DEATH and grief are difficult experiences, but when they take place under the challenging circumstances of a Coronavirus pandemic the increased trauma can seem debilitating.
Team across the End-of-Life and Palliative care teams across Blackpool Victoria Hospital and Trinity Hospice want to ensure that all those struggling with loss get the support they need.
Lead Nurse Cancer and End of Life nurse at Blackpool Teaching Hospitals, Jackie Brunton, led the SWAN end-of-life care initiative at Blackpool Teaching Hospitals, which included setting up a bereavement support service in response to the COVID pandemic. This service has now become permanent at Blackpool Victoria Hospital.
Jackie and the team have been working with Trinity Hospice, The Linden Centre and the Chaplaincy Department to offer support to anyone suffering grief to help them cope with bereavement.
She said: “With tough restrictions imposed on visitors in hospitals and care homes, it has not been possible for families and friends to care for their loved ones in the way they would have chosen during normal times. While we understand why these restrictions have been necessary, those who have experienced loss may find it difficult to move on with their grief as a consequence.”
And because of this, Jackie wants grieving families to know that she and the teams across the hospital and Trinity Hospice are still available to help people as they come to terms with what has happened to their loved-ones.
“We’re here to be the ‘someone’ who is available to sit with them and listen to their story and to advise on the services and the support that is available to them” Jackie added. “We’re thinking of you and we’re still here for you.
“During the height of the pandemic many people were focused on the restrictions imposed to keep everyone safe,” Jackie explained.
“But as we emerge from lockdown, it’s only natural that the reality of bereavement will start to hit and people will find themselves revisiting what’s happened.
“We want people to know that we are still here and help is available.

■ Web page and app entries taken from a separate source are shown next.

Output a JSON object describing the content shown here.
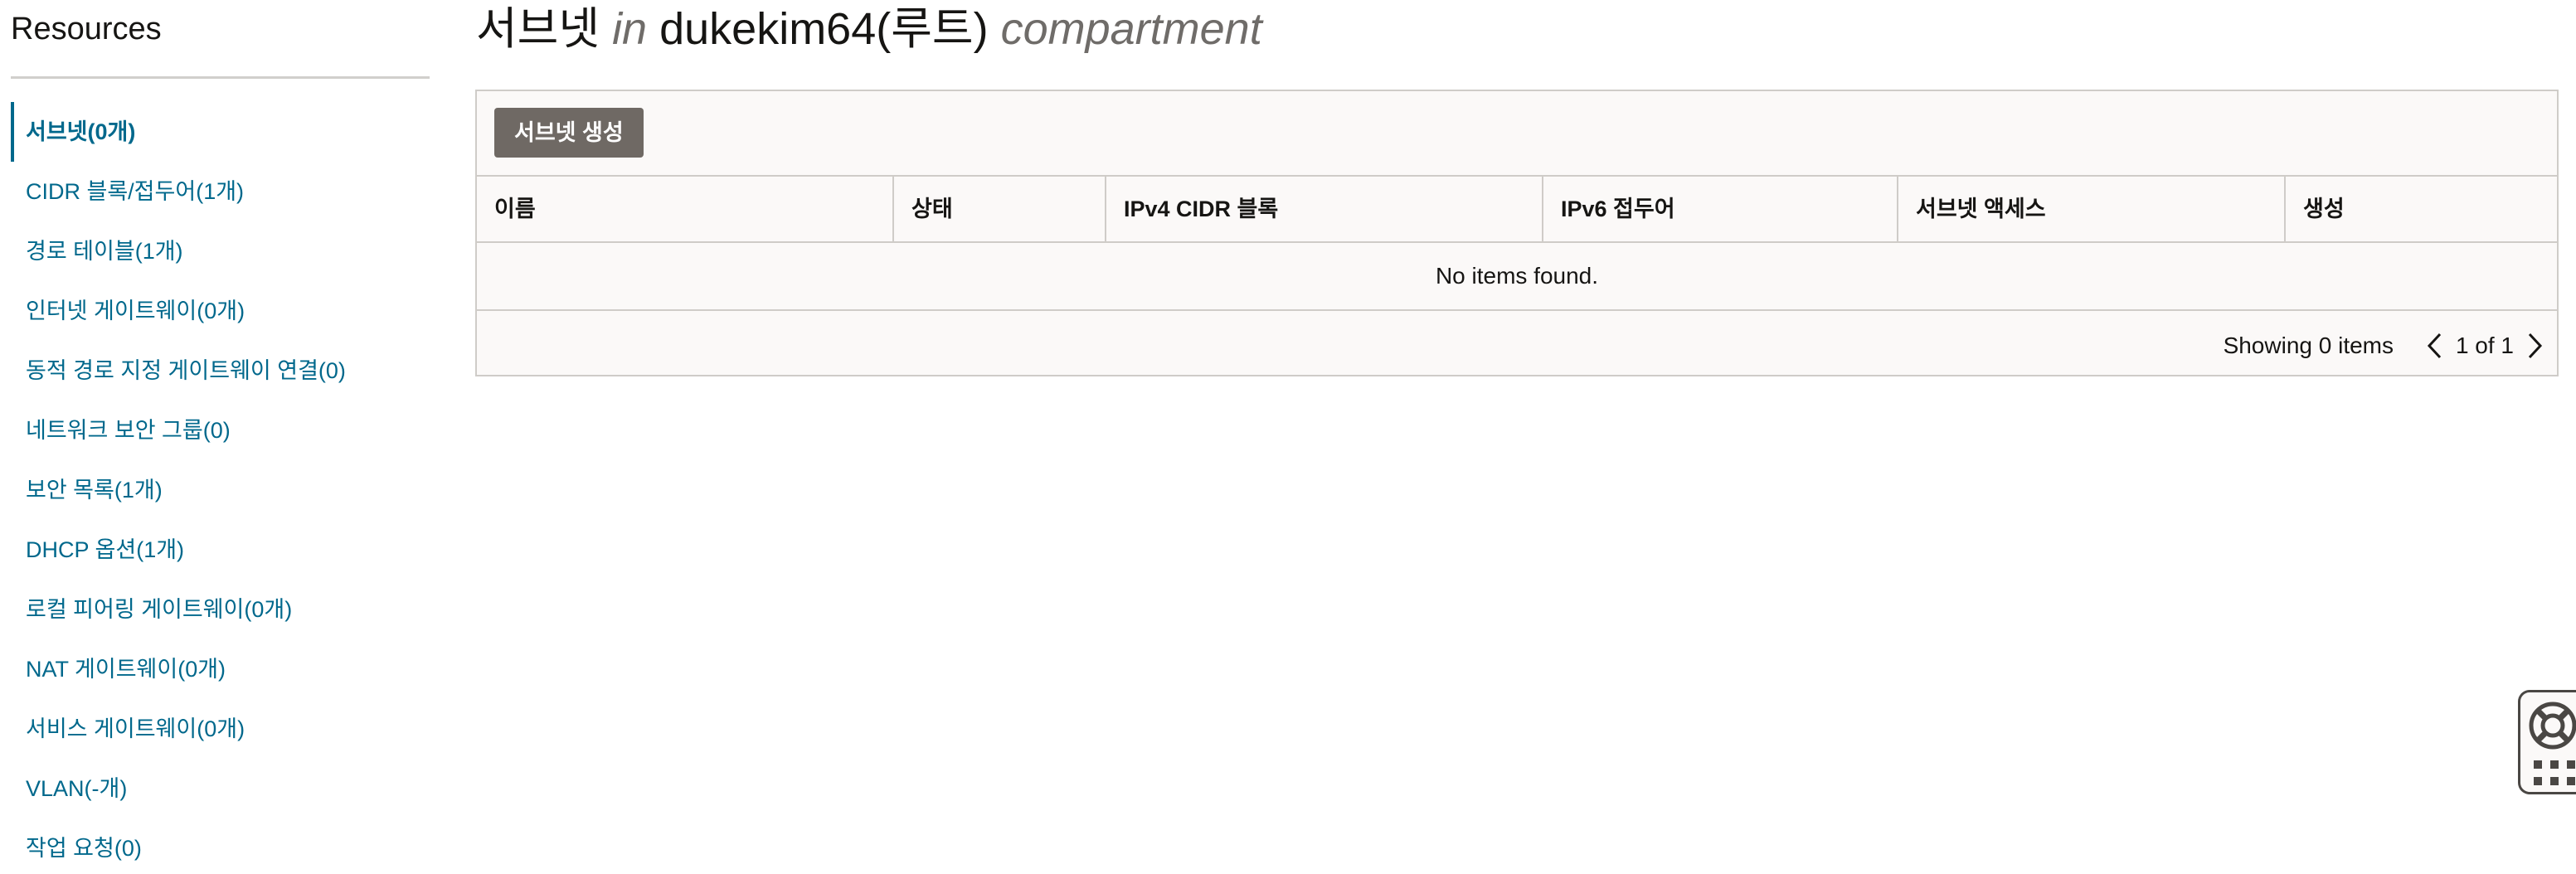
{
  "sidebar": {
    "title": "Resources",
    "items": [
      {
        "label": "서브넷(0개)"
      },
      {
        "label": "CIDR 블록/접두어(1개)"
      },
      {
        "label": "경로 테이블(1개)"
      },
      {
        "label": "인터넷 게이트웨이(0개)"
      },
      {
        "label": "동적 경로 지정 게이트웨이 연결(0)"
      },
      {
        "label": "네트워크 보안 그룹(0)"
      },
      {
        "label": "보안 목록(1개)"
      },
      {
        "label": "DHCP 옵션(1개)"
      },
      {
        "label": "로컬 피어링 게이트웨이(0개)"
      },
      {
        "label": "NAT 게이트웨이(0개)"
      },
      {
        "label": "서비스 게이트웨이(0개)"
      },
      {
        "label": "VLAN(-개)"
      },
      {
        "label": "작업 요청(0)"
      }
    ],
    "active_index": 0
  },
  "main": {
    "title_resource": "서브넷",
    "title_in": "in",
    "title_compartment_name": "dukekim64(루트)",
    "title_compartment_word": "compartment"
  },
  "table": {
    "create_button_label": "서브넷 생성",
    "columns": [
      {
        "label": "이름"
      },
      {
        "label": "상태"
      },
      {
        "label": "IPv4 CIDR 블록"
      },
      {
        "label": "IPv6 접두어"
      },
      {
        "label": "서브넷 액세스"
      },
      {
        "label": "생성"
      }
    ],
    "empty_message": "No items found.",
    "showing_text": "Showing 0 items",
    "page_text": "1 of 1"
  },
  "icons": {
    "help": "lifebuoy-icon",
    "apps": "grid-icon",
    "prev": "chevron-left-icon",
    "next": "chevron-right-icon"
  },
  "colors": {
    "link": "#00688c",
    "button_bg": "#6f6964",
    "border": "#cfccc8"
  }
}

We want families and loved ones to get back in contact if they are struggling.”
Announcing that the bereavement “Swan Suite” at Blackpool Victoria Hospital is now permanent, Jackie added: “It is normal for families and friends to have questions around their loved one’s death. It’s such a huge life-event to take in and process normally. The conditions imposed by COVID-19 have only made things worse. It’s really important for mental health and well-being that those who are struggling feel able to talk to people who care.
“As a hospital, there may also be lessons we can learn from their experiences and that of their loved ones, which we will use to continue to improve the services we offer to other people in the future,” Jackie added.
“We also want to hear from other partners and organisations that are also providing any support across the Fylde coast so we can ensure we signpost people to appropriate services.”
Jackie continued: “We have been overwhelmed by the public and community support over the last few months. The Wrea Green Remembrance Wood has recently been donated by Andy Bradshaw and his family as they wanted to ensure that trees could be planted in memory of those who have died and create a wood that lasts ‘for generations’ as a place people can remember their loved ones.
“The family have also placed a slate memorial to remember key workers who died from coronavirus. Our hospital and Trinity team recently visited the wood and can see what a wonderful place the family have created.’’